Aug 15 2023

Hacking ATMs by exploiting flaws in ScrutisWeb ATM fleet software

Category: Hackingdisc7 @ 1:08 pm

Researchers found several flaws in the ScrutisWeb ATM fleet monitoring software that can expose ATMs to hack. 

Researchers from the Synack Red Team found multi flaws (CVE-2023-33871, CVE-2023-38257, CVE-2023-35763 and CVE-2023-35189) in the ScrutisWeb ATM fleet monitoring software that can be exploited to remotely hack ATMs. 

ScrutisWeb software is developed by Lagona, it allows to remotely manage ATMs fleets. Operators can use the software to send and receive files to a device, modifying data, reboot a device or shut down a terminal.

The researchers discovered multiple vulnerabilities, including Absolute Path Traversal and Authorization Bypass Through User-Controlled Key issues, Hardcoded Cryptographic Key, and Unrestricted Upload of File with Dangerous Type.

Lagona addressed the vulnerabilities in July 2023 with the release of ScrutisWeb version 2.1.38. 

The CVE-2023-33871 is an Absolute Path Traversal that an allow to download configurations, logs and databases from the server.

The CVE-2023-35189 is a Remote Code Execution that could be chained with the other issues to gain user access to the ATM controller.

The CVE-2023-38257 is an Insecure Direct Object Reference that can be exploited to retrieve information about all users on the system.ì, including administrators.

The CVE-2023-35763 is Hardcoded encryption key that can allow to retrieve Plaintext administrator credentials.

The US Cybersecurity and Infrastructure Security Agency (CISA) recently published an advisory for these vulnerabilities, the agency also provides the following recommendations:

  • Minimize network exposure for all control system devices and/or systems, and ensure they are not accessible from the Internet.
  • Locate control system networks and remote devices behind firewalls and isolate them from business networks.
  • When remote access is required, use secure methods, such as Virtual Private Networks (VPNs), recognizing VPNs may have vulnerabilities and should be updated to the most current version available. Also recognize VPN is only as secure as its connected devices.

Tags: ATM

Jul 29 2010

Hacker finds a way into ATM computers

Category: CybercrimeDISC @ 6:23 pm
Nice ATM
Image via Wikipedia

Understanding and Managing Cybercrime

by Jordan Robertson
A hacker has discovered a way to force ATMs to disgorge their cash by hijacking the computers inside them.

The attacks demonstrated Wednesday at a security conference were done at stand-alone ATMs. But they could potentially be used against the ATMs operated by mainstream banks, the hacker said.

Criminals use many ways to tamper with ATMs, ranging from sophisticated to foolhardy: installing fake card readers to steal card numbers, and even hauling the machines away with trucks in hopes of cracking them open later.

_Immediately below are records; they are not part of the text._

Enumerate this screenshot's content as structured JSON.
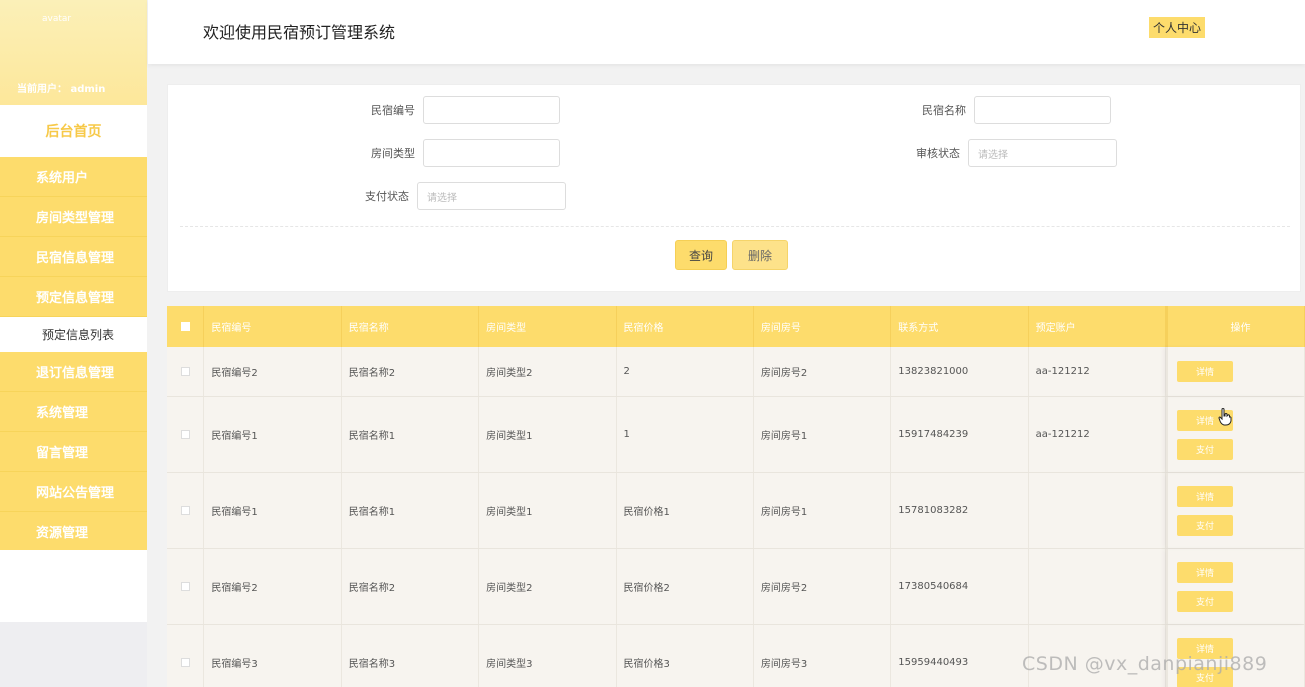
{
  "sidebar": {
    "avatar_text": "avatar",
    "current_user": "当前用户：  admin",
    "home": "后台首页",
    "items": [
      {
        "label": "系统用户"
      },
      {
        "label": "房间类型管理"
      },
      {
        "label": "民宿信息管理"
      },
      {
        "label": "预定信息管理",
        "expanded": true,
        "children": [
          "预定信息列表"
        ]
      },
      {
        "label": "退订信息管理"
      },
      {
        "label": "系统管理"
      },
      {
        "label": "留言管理"
      },
      {
        "label": "网站公告管理"
      },
      {
        "label": "资源管理"
      }
    ]
  },
  "header": {
    "title": "欢迎使用民宿预订管理系统",
    "profile_button": "个人中心"
  },
  "search": {
    "fields": {
      "homestay_no": {
        "label": "民宿编号",
        "value": ""
      },
      "homestay_name": {
        "label": "民宿名称",
        "value": ""
      },
      "room_type": {
        "label": "房间类型",
        "value": ""
      },
      "audit_status": {
        "label": "审核状态",
        "placeholder": "请选择"
      },
      "pay_status": {
        "label": "支付状态",
        "placeholder": "请选择"
      }
    },
    "query_button": "查询",
    "delete_button": "删除"
  },
  "table": {
    "columns": [
      "民宿编号",
      "民宿名称",
      "房间类型",
      "民宿价格",
      "房间房号",
      "联系方式",
      "预定账户",
      "操作"
    ],
    "detail_label": "详情",
    "pay_label": "支付",
    "rows": [
      {
        "no": "民宿编号2",
        "name": "民宿名称2",
        "type": "房间类型2",
        "price": "2",
        "room": "房间房号2",
        "phone": "13823821000",
        "account": "aa-121212",
        "has_pay": false
      },
      {
        "no": "民宿编号1",
        "name": "民宿名称1",
        "type": "房间类型1",
        "price": "1",
        "room": "房间房号1",
        "phone": "15917484239",
        "account": "aa-121212",
        "has_pay": true
      },
      {
        "no": "民宿编号1",
        "name": "民宿名称1",
        "type": "房间类型1",
        "price": "民宿价格1",
        "room": "房间房号1",
        "phone": "15781083282",
        "account": "",
        "has_pay": true
      },
      {
        "no": "民宿编号2",
        "name": "民宿名称2",
        "type": "房间类型2",
        "price": "民宿价格2",
        "room": "房间房号2",
        "phone": "17380540684",
        "account": "",
        "has_pay": true
      },
      {
        "no": "民宿编号3",
        "name": "民宿名称3",
        "type": "房间类型3",
        "price": "民宿价格3",
        "room": "房间房号3",
        "phone": "15959440493",
        "account": "",
        "has_pay": true
      }
    ]
  },
  "watermark": "CSDN @vx_danpianji889",
  "colors": {
    "accent": "#fddc6c",
    "row_bg": "#f7f4ef",
    "header_title": "#222222"
  }
}
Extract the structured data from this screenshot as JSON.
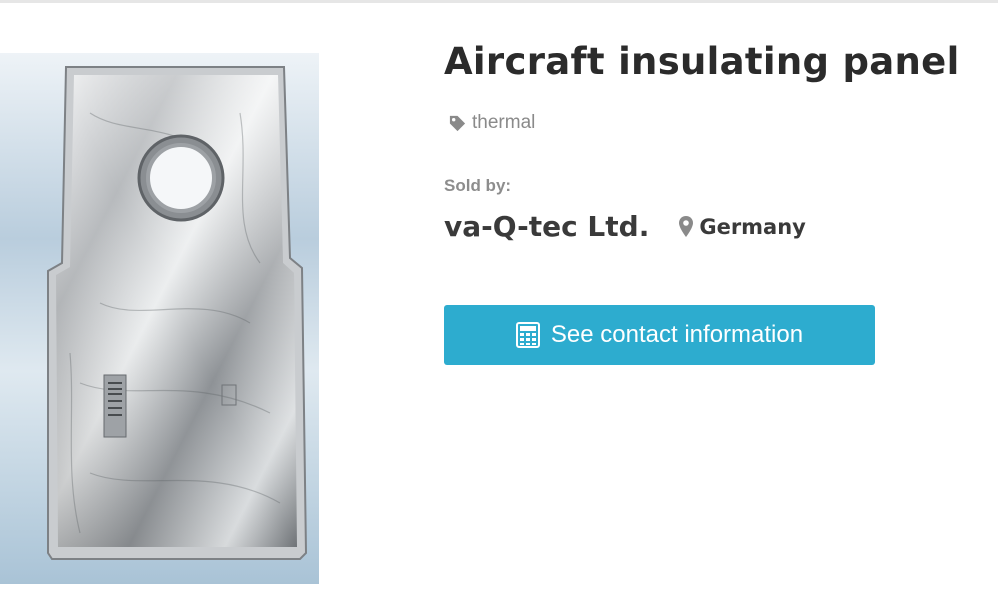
{
  "product": {
    "title": "Aircraft insulating panel",
    "tag": "thermal",
    "tag_icon": "tag-icon",
    "image_alt": "aircraft-insulating-panel-photo"
  },
  "seller": {
    "sold_by_label": "Sold by:",
    "name": "va-Q-tec Ltd.",
    "location": "Germany",
    "location_icon": "map-pin-icon"
  },
  "actions": {
    "contact_label": "See contact information",
    "contact_icon": "calculator-icon"
  },
  "colors": {
    "accent": "#2daccf",
    "title_text": "#2b2b2b",
    "muted_text": "#8a8a8a"
  }
}
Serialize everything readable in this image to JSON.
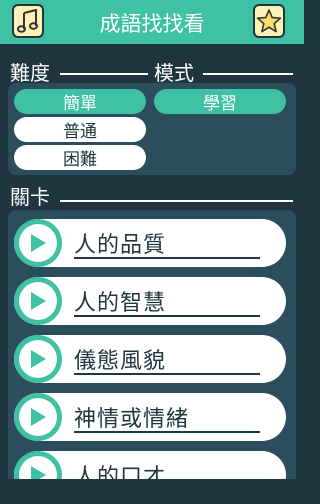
{
  "header": {
    "title": "成語找找看",
    "music_icon": "music-note-icon",
    "favorite_icon": "star-icon"
  },
  "difficulty": {
    "label": "難度",
    "options": [
      {
        "label": "簡單",
        "selected": true
      },
      {
        "label": "普通",
        "selected": false
      },
      {
        "label": "困難",
        "selected": false
      }
    ]
  },
  "mode": {
    "label": "模式",
    "options": [
      {
        "label": "學習",
        "selected": true
      }
    ]
  },
  "stages": {
    "label": "關卡",
    "items": [
      {
        "label": "人的品質"
      },
      {
        "label": "人的智慧"
      },
      {
        "label": "儀態風貌"
      },
      {
        "label": "神情或情緒"
      },
      {
        "label": "人的口才"
      }
    ]
  },
  "colors": {
    "accent": "#3fc2a4",
    "background": "#1f3540",
    "panel": "#2c4d5b",
    "icon_button": "#fbf1b4"
  }
}
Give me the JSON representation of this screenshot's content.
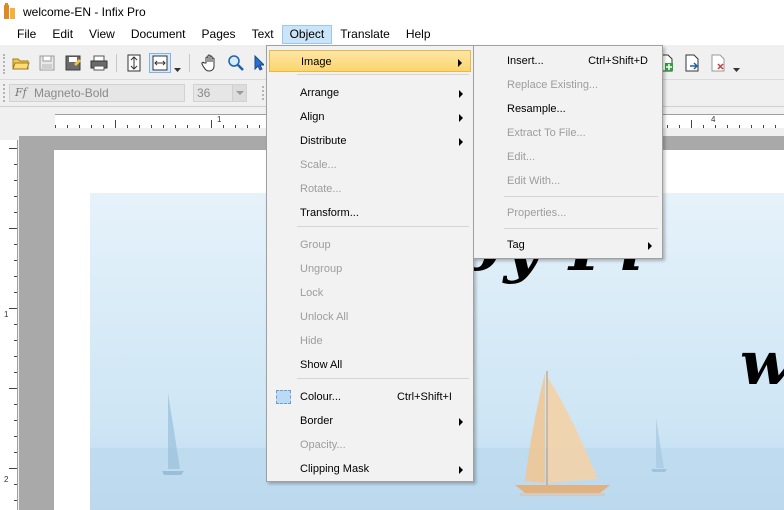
{
  "window": {
    "title": "welcome-EN - Infix Pro"
  },
  "menubar": [
    {
      "label": "File",
      "active": false
    },
    {
      "label": "Edit",
      "active": false
    },
    {
      "label": "View",
      "active": false
    },
    {
      "label": "Document",
      "active": false
    },
    {
      "label": "Pages",
      "active": false
    },
    {
      "label": "Text",
      "active": false
    },
    {
      "label": "Object",
      "active": true
    },
    {
      "label": "Translate",
      "active": false
    },
    {
      "label": "Help",
      "active": false
    }
  ],
  "format_bar": {
    "font": "Magneto-Bold",
    "size": "36"
  },
  "ruler": {
    "h_labels": [
      "1",
      "4"
    ],
    "v_labels": [
      "1",
      "2"
    ]
  },
  "document": {
    "headline_line1": "njoy Pl",
    "headline_line2": "w"
  },
  "object_menu": [
    {
      "label": "Image",
      "shortcut": "",
      "disabled": false,
      "submenu": true,
      "highlight": true
    },
    {
      "label": "Arrange",
      "shortcut": "",
      "disabled": false,
      "submenu": true
    },
    {
      "label": "Align",
      "shortcut": "",
      "disabled": false,
      "submenu": true
    },
    {
      "label": "Distribute",
      "shortcut": "",
      "disabled": false,
      "submenu": true
    },
    {
      "label": "Scale...",
      "shortcut": "",
      "disabled": true,
      "submenu": false
    },
    {
      "label": "Rotate...",
      "shortcut": "",
      "disabled": true,
      "submenu": false
    },
    {
      "label": "Transform...",
      "shortcut": "",
      "disabled": false,
      "submenu": false
    },
    {
      "label": "Group",
      "shortcut": "",
      "disabled": true,
      "submenu": false
    },
    {
      "label": "Ungroup",
      "shortcut": "",
      "disabled": true,
      "submenu": false
    },
    {
      "label": "Lock",
      "shortcut": "",
      "disabled": true,
      "submenu": false
    },
    {
      "label": "Unlock All",
      "shortcut": "",
      "disabled": true,
      "submenu": false
    },
    {
      "label": "Hide",
      "shortcut": "",
      "disabled": true,
      "submenu": false
    },
    {
      "label": "Show All",
      "shortcut": "",
      "disabled": false,
      "submenu": false
    },
    {
      "label": "Colour...",
      "shortcut": "Ctrl+Shift+I",
      "disabled": false,
      "submenu": false
    },
    {
      "label": "Border",
      "shortcut": "",
      "disabled": false,
      "submenu": true
    },
    {
      "label": "Opacity...",
      "shortcut": "",
      "disabled": true,
      "submenu": false
    },
    {
      "label": "Clipping Mask",
      "shortcut": "",
      "disabled": false,
      "submenu": true
    }
  ],
  "image_submenu": [
    {
      "label": "Insert...",
      "shortcut": "Ctrl+Shift+D",
      "disabled": false,
      "submenu": false
    },
    {
      "label": "Replace Existing...",
      "shortcut": "",
      "disabled": true,
      "submenu": false
    },
    {
      "label": "Resample...",
      "shortcut": "",
      "disabled": false,
      "submenu": false
    },
    {
      "label": "Extract To File...",
      "shortcut": "",
      "disabled": true,
      "submenu": false
    },
    {
      "label": "Edit...",
      "shortcut": "",
      "disabled": true,
      "submenu": false
    },
    {
      "label": "Edit With...",
      "shortcut": "",
      "disabled": true,
      "submenu": false
    },
    {
      "label": "Properties...",
      "shortcut": "",
      "disabled": true,
      "submenu": false
    },
    {
      "label": "Tag",
      "shortcut": "",
      "disabled": false,
      "submenu": true
    }
  ]
}
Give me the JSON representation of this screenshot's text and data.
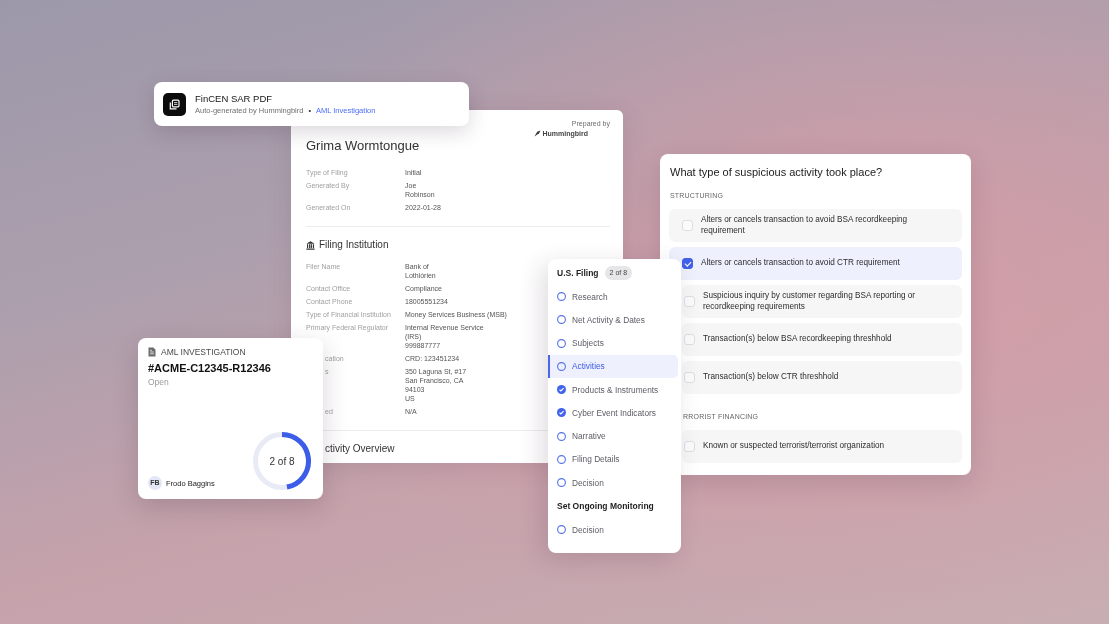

Computer hacker Barnaby Jack spent two years tinkering in his Silicon Valley apartment with ATMs he bought online. These were stand-alone machines, the type seen in front of convenience stores, rather than the ones in bank branches.

His goal was to find ways to take control of ATMs by exploiting weaknesses in the computers that run the machines.

He showed off his results at the Black Hat conference, an annual gathering devoted to exposing the latest computer-security vulnerabilities.

In one demonstration Tuesday, Jack, director of security research for IOActive Inc. in Seattle, showed how to get ATMs to spit out money:

He found that the physical keys that came with his machines were the same for all ATMs of that type made by that manufacturer. He figured this out by ordering three ATMs from different manufacturers for a few thousand dollars each. Then he compared the keys he got with pictures of other keys, found on the Internet.

He used his key to unlock a compartment in the ATM that had standard USB slots. He then inserted a program he had written into one of them, commanding the ATM to dump its vaults.

This article appeared on page D – 6 of the San Francisco Chronicle

Tags: ATM, Automated teller machine, Barnaby Jack, BlackHat, Computer security, San Francisco Chronicle, Seattle, Silicon Valley